Items listed in a dataset
↓
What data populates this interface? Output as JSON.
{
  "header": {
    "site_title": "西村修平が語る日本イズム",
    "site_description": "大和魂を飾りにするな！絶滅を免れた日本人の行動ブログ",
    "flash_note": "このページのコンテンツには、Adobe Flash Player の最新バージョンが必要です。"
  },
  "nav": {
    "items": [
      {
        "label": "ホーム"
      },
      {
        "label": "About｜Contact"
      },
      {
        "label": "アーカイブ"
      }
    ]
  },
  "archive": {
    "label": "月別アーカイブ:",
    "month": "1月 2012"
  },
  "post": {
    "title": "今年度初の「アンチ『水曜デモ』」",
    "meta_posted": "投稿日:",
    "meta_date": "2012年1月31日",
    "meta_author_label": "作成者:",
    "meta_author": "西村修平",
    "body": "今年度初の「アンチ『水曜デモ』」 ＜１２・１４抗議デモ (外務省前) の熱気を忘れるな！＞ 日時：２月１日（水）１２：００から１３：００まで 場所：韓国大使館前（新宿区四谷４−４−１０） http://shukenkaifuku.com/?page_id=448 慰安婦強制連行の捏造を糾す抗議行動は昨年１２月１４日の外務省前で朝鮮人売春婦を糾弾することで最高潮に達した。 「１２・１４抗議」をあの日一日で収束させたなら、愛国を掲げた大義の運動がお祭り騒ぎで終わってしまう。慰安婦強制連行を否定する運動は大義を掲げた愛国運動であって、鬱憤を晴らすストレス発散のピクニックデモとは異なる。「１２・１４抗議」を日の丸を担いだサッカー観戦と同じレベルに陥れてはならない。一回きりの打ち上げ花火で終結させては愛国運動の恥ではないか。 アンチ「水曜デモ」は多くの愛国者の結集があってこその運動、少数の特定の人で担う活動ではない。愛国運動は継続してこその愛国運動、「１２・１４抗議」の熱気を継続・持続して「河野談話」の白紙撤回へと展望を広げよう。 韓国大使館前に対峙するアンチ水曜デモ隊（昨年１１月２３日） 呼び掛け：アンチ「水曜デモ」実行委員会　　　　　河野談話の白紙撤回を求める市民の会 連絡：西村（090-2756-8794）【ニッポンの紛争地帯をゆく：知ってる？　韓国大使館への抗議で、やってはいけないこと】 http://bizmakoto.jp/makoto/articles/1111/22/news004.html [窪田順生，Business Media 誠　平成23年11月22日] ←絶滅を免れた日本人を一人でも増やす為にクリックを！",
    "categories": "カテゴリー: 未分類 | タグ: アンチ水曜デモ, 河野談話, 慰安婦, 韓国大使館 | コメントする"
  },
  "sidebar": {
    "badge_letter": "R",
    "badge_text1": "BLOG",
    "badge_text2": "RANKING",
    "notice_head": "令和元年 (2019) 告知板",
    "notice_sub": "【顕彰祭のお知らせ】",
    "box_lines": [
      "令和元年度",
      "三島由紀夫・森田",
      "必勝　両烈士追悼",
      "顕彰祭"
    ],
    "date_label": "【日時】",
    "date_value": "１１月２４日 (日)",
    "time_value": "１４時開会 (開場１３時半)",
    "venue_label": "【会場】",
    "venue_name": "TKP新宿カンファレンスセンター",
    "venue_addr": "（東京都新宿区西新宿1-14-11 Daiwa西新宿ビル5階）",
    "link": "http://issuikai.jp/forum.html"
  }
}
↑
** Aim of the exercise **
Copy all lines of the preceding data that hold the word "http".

** Finished task **
    "body": "今年度初の「アンチ『水曜デモ』」 ＜１２・１４抗議デモ (外務省前) の熱気を忘れるな！＞ 日時：２月１日（水）１２：００から１３：００まで 場所：韓国大使館前（新宿区四谷４−４−１０） http://shukenkaifuku.com/?page_id=448 慰安婦強制連行の捏造を糾す抗議行動は昨年１２月１４日の外務省前で朝鮮人売春婦を糾弾することで最高潮に達した。 「１２・１４抗議」をあの日一日で収束させたなら、愛国を掲げた大義の運動がお祭り騒ぎで終わってしまう。慰安婦強制連行を否定する運動は大義を掲げた愛国運動であって、鬱憤を晴らすストレス発散のピクニックデモとは異なる。「１２・１４抗議」を日の丸を担いだサッカー観戦と同じレベルに陥れてはならない。一回きりの打ち上げ花火で終結させては愛国運動の恥ではないか。 アンチ「水曜デモ」は多くの愛国者の結集があってこその運動、少数の特定の人で担う活動ではない。愛国運動は継続してこその愛国運動、「１２・１４抗議」の熱気を継続・持続して「河野談話」の白紙撤回へと展望を広げよう。 韓国大使館前に対峙するアンチ水曜デモ隊（昨年１１月２３日） 呼び掛け：アンチ「水曜デモ」実行委員会　　　　　河野談話の白紙撤回を求める市民の会 連絡：西村（090-2756-8794）【ニッポンの紛争地帯をゆく：知ってる？　韓国大使館への抗議で、やってはいけないこと】 http://bizmakoto.jp/makoto/articles/1111/22/news004.html [窪田順生，Business Media 誠　平成23年11月22日] ←絶滅を免れた日本人を一人でも増やす為にクリックを！",
    "link": "http://issuikai.jp/forum.html"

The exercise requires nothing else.